Action item
Print every entry below exactly, leaving out the pictures.

Provided records START

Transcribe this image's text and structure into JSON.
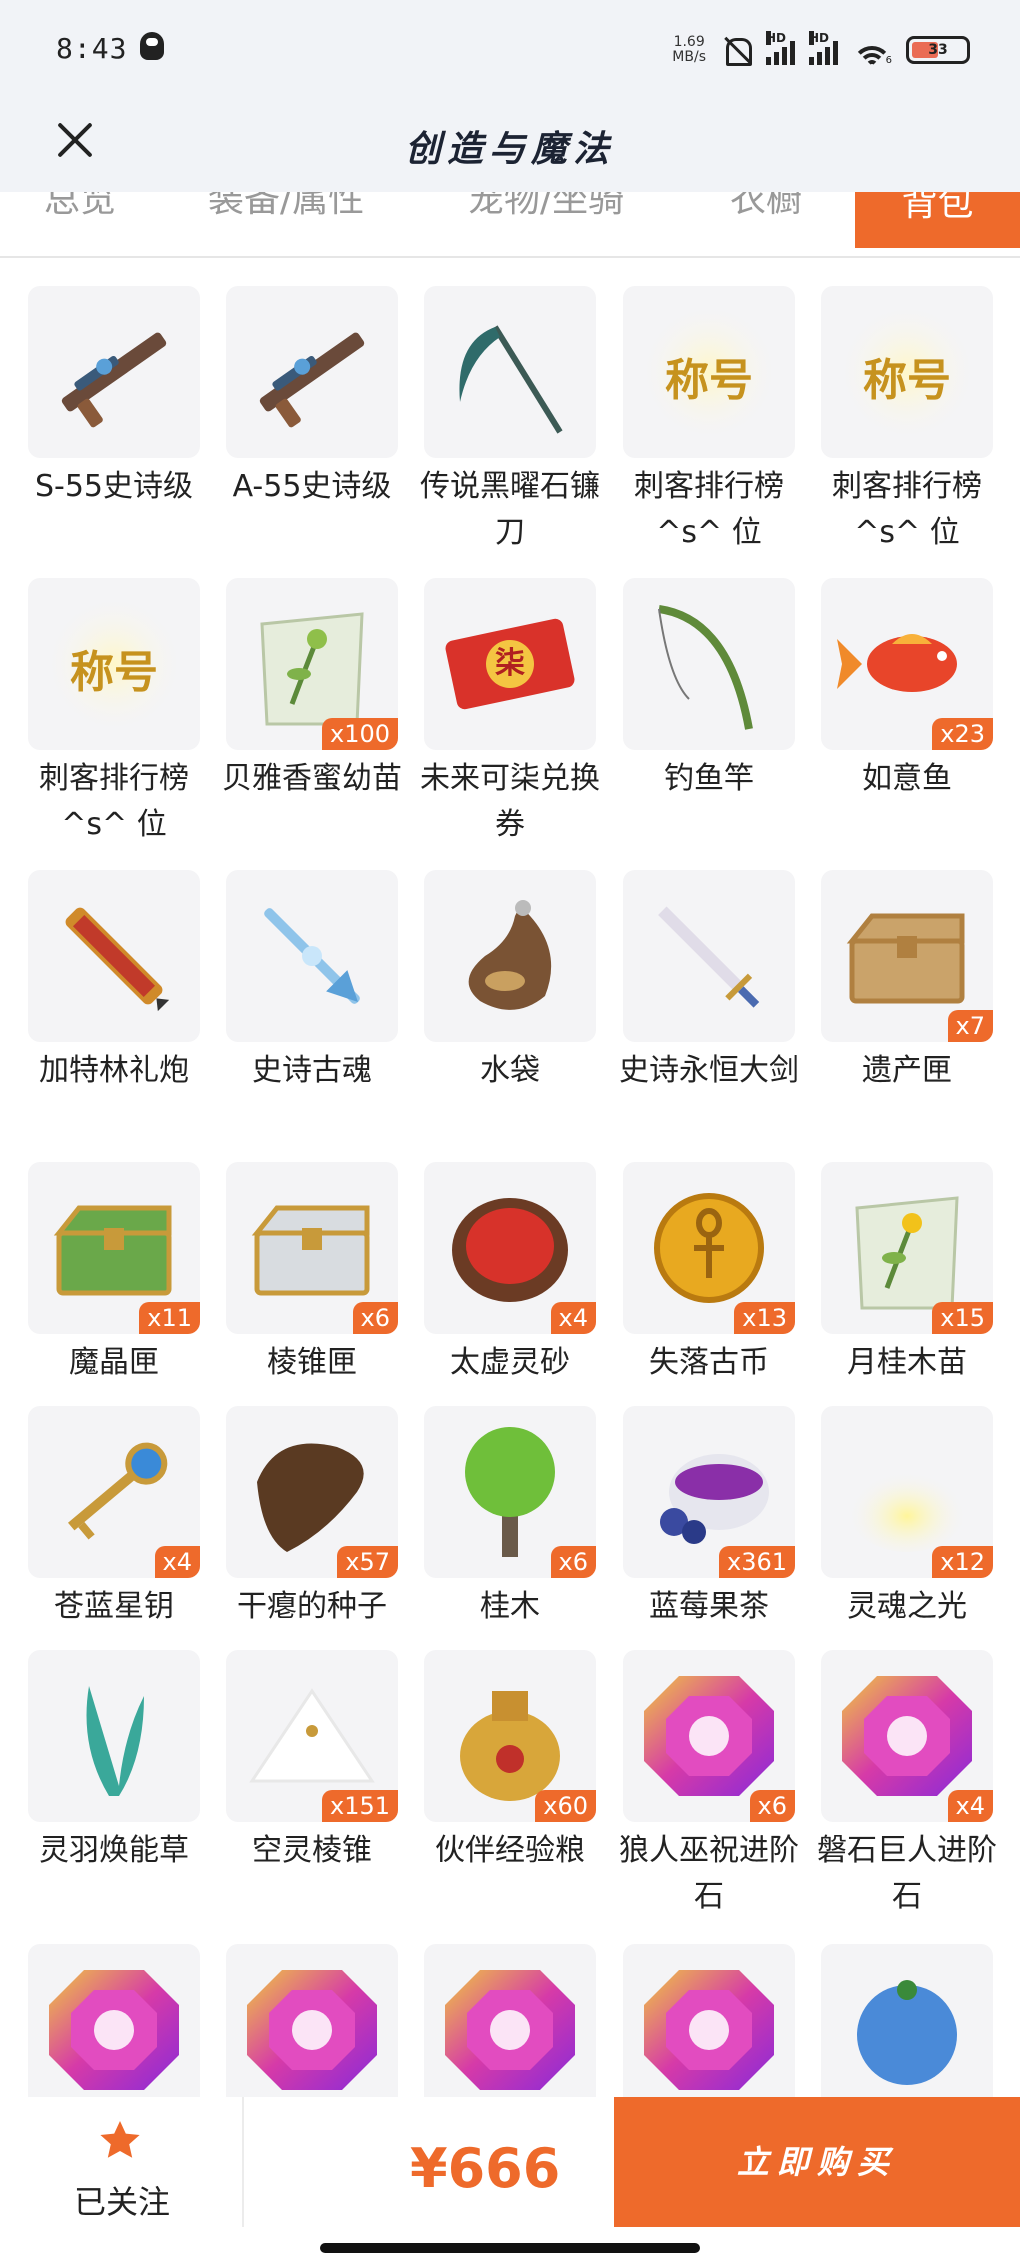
{
  "status": {
    "time": "8:43",
    "net_speed_value": "1.69",
    "net_speed_unit": "MB/s",
    "signal_label_1": "HD",
    "signal_label_2": "HD",
    "wifi_level": "6",
    "battery": "33"
  },
  "header": {
    "title": "创造与魔法"
  },
  "tabs": [
    {
      "label": "总览"
    },
    {
      "label": "装备/属性"
    },
    {
      "label": "宠物/坐骑"
    },
    {
      "label": "衣橱"
    },
    {
      "label": "背包"
    }
  ],
  "items": [
    {
      "name": "S-55史诗级",
      "count": "",
      "icon": "epic-rifle-icon"
    },
    {
      "name": "A-55史诗级",
      "count": "",
      "icon": "epic-rifle-icon"
    },
    {
      "name": "传说黑曜石镰刀",
      "count": "",
      "icon": "obsidian-scythe-icon"
    },
    {
      "name": "刺客排行榜^s^ 位",
      "count": "",
      "icon": "title-badge-icon",
      "badge_text": "称号"
    },
    {
      "name": "刺客排行榜^s^ 位",
      "count": "",
      "icon": "title-badge-icon",
      "badge_text": "称号"
    },
    {
      "name": "刺客排行榜^s^ 位",
      "count": "",
      "icon": "title-badge-icon",
      "badge_text": "称号"
    },
    {
      "name": "贝雅香蜜幼苗",
      "count": "x100",
      "icon": "seed-packet-icon"
    },
    {
      "name": "未来可柒兑换券",
      "count": "",
      "icon": "red-ticket-icon",
      "ticket_text": "柒"
    },
    {
      "name": "钓鱼竿",
      "count": "",
      "icon": "fishing-rod-icon"
    },
    {
      "name": "如意鱼",
      "count": "x23",
      "icon": "koi-fish-icon"
    },
    {
      "name": "加特林礼炮",
      "count": "",
      "icon": "gatling-cannon-icon"
    },
    {
      "name": "史诗古魂",
      "count": "",
      "icon": "ice-spear-icon"
    },
    {
      "name": "水袋",
      "count": "",
      "icon": "water-bag-icon"
    },
    {
      "name": "史诗永恒大剑",
      "count": "",
      "icon": "great-sword-icon"
    },
    {
      "name": "遗产匣",
      "count": "x7",
      "icon": "gold-chest-icon"
    },
    {
      "name": "魔晶匣",
      "count": "x11",
      "icon": "green-chest-icon"
    },
    {
      "name": "棱锥匣",
      "count": "x6",
      "icon": "silver-chest-icon"
    },
    {
      "name": "太虚灵砂",
      "count": "x4",
      "icon": "red-sand-bowl-icon"
    },
    {
      "name": "失落古币",
      "count": "x13",
      "icon": "gold-coin-icon"
    },
    {
      "name": "月桂木苗",
      "count": "x15",
      "icon": "seed-packet-yellow-icon"
    },
    {
      "name": "苍蓝星钥",
      "count": "x4",
      "icon": "star-key-icon"
    },
    {
      "name": "干瘪的种子",
      "count": "x57",
      "icon": "dry-seed-icon"
    },
    {
      "name": "桂木",
      "count": "x6",
      "icon": "tree-icon"
    },
    {
      "name": "蓝莓果茶",
      "count": "x361",
      "icon": "berry-tea-icon"
    },
    {
      "name": "灵魂之光",
      "count": "x12",
      "icon": "soul-light-icon"
    },
    {
      "name": "灵羽焕能草",
      "count": "",
      "icon": "feather-grass-icon"
    },
    {
      "name": "空灵棱锥",
      "count": "x151",
      "icon": "white-pyramid-icon"
    },
    {
      "name": "伙伴经验粮",
      "count": "x60",
      "icon": "pet-food-bag-icon"
    },
    {
      "name": "狼人巫祝进阶石",
      "count": "x6",
      "icon": "advance-gem-icon"
    },
    {
      "name": "磐石巨人进阶石",
      "count": "x4",
      "icon": "advance-gem-icon"
    },
    {
      "name": "",
      "count": "",
      "icon": "advance-gem-icon"
    },
    {
      "name": "",
      "count": "",
      "icon": "advance-gem-icon"
    },
    {
      "name": "",
      "count": "",
      "icon": "advance-gem-icon"
    },
    {
      "name": "",
      "count": "",
      "icon": "advance-gem-icon"
    },
    {
      "name": "",
      "count": "",
      "icon": "blue-fruit-icon"
    }
  ],
  "footer": {
    "fav_label": "已关注",
    "price": "¥666",
    "buy_label": "立即购买"
  },
  "colors": {
    "accent": "#ee6a2b",
    "header_bg": "#f1f3f7"
  }
}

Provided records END

Task response
Transcribe this image's text and structure into JSON.
{
  "status": {
    "time": "8:43",
    "net_speed_value": "1.69",
    "net_speed_unit": "MB/s",
    "signal_label_1": "HD",
    "signal_label_2": "HD",
    "wifi_level": "6",
    "battery": "33"
  },
  "header": {
    "title": "创造与魔法"
  },
  "tabs": [
    {
      "label": "总览"
    },
    {
      "label": "装备/属性"
    },
    {
      "label": "宠物/坐骑"
    },
    {
      "label": "衣橱"
    },
    {
      "label": "背包"
    }
  ],
  "items": [
    {
      "name": "S-55史诗级",
      "count": "",
      "icon": "epic-rifle-icon"
    },
    {
      "name": "A-55史诗级",
      "count": "",
      "icon": "epic-rifle-icon"
    },
    {
      "name": "传说黑曜石镰刀",
      "count": "",
      "icon": "obsidian-scythe-icon"
    },
    {
      "name": "刺客排行榜^s^ 位",
      "count": "",
      "icon": "title-badge-icon",
      "badge_text": "称号"
    },
    {
      "name": "刺客排行榜^s^ 位",
      "count": "",
      "icon": "title-badge-icon",
      "badge_text": "称号"
    },
    {
      "name": "刺客排行榜^s^ 位",
      "count": "",
      "icon": "title-badge-icon",
      "badge_text": "称号"
    },
    {
      "name": "贝雅香蜜幼苗",
      "count": "x100",
      "icon": "seed-packet-icon"
    },
    {
      "name": "未来可柒兑换券",
      "count": "",
      "icon": "red-ticket-icon",
      "ticket_text": "柒"
    },
    {
      "name": "钓鱼竿",
      "count": "",
      "icon": "fishing-rod-icon"
    },
    {
      "name": "如意鱼",
      "count": "x23",
      "icon": "koi-fish-icon"
    },
    {
      "name": "加特林礼炮",
      "count": "",
      "icon": "gatling-cannon-icon"
    },
    {
      "name": "史诗古魂",
      "count": "",
      "icon": "ice-spear-icon"
    },
    {
      "name": "水袋",
      "count": "",
      "icon": "water-bag-icon"
    },
    {
      "name": "史诗永恒大剑",
      "count": "",
      "icon": "great-sword-icon"
    },
    {
      "name": "遗产匣",
      "count": "x7",
      "icon": "gold-chest-icon"
    },
    {
      "name": "魔晶匣",
      "count": "x11",
      "icon": "green-chest-icon"
    },
    {
      "name": "棱锥匣",
      "count": "x6",
      "icon": "silver-chest-icon"
    },
    {
      "name": "太虚灵砂",
      "count": "x4",
      "icon": "red-sand-bowl-icon"
    },
    {
      "name": "失落古币",
      "count": "x13",
      "icon": "gold-coin-icon"
    },
    {
      "name": "月桂木苗",
      "count": "x15",
      "icon": "seed-packet-yellow-icon"
    },
    {
      "name": "苍蓝星钥",
      "count": "x4",
      "icon": "star-key-icon"
    },
    {
      "name": "干瘪的种子",
      "count": "x57",
      "icon": "dry-seed-icon"
    },
    {
      "name": "桂木",
      "count": "x6",
      "icon": "tree-icon"
    },
    {
      "name": "蓝莓果茶",
      "count": "x361",
      "icon": "berry-tea-icon"
    },
    {
      "name": "灵魂之光",
      "count": "x12",
      "icon": "soul-light-icon"
    },
    {
      "name": "灵羽焕能草",
      "count": "",
      "icon": "feather-grass-icon"
    },
    {
      "name": "空灵棱锥",
      "count": "x151",
      "icon": "white-pyramid-icon"
    },
    {
      "name": "伙伴经验粮",
      "count": "x60",
      "icon": "pet-food-bag-icon"
    },
    {
      "name": "狼人巫祝进阶石",
      "count": "x6",
      "icon": "advance-gem-icon"
    },
    {
      "name": "磐石巨人进阶石",
      "count": "x4",
      "icon": "advance-gem-icon"
    },
    {
      "name": "",
      "count": "",
      "icon": "advance-gem-icon"
    },
    {
      "name": "",
      "count": "",
      "icon": "advance-gem-icon"
    },
    {
      "name": "",
      "count": "",
      "icon": "advance-gem-icon"
    },
    {
      "name": "",
      "count": "",
      "icon": "advance-gem-icon"
    },
    {
      "name": "",
      "count": "",
      "icon": "blue-fruit-icon"
    }
  ],
  "footer": {
    "fav_label": "已关注",
    "price": "¥666",
    "buy_label": "立即购买"
  },
  "colors": {
    "accent": "#ee6a2b",
    "header_bg": "#f1f3f7"
  }
}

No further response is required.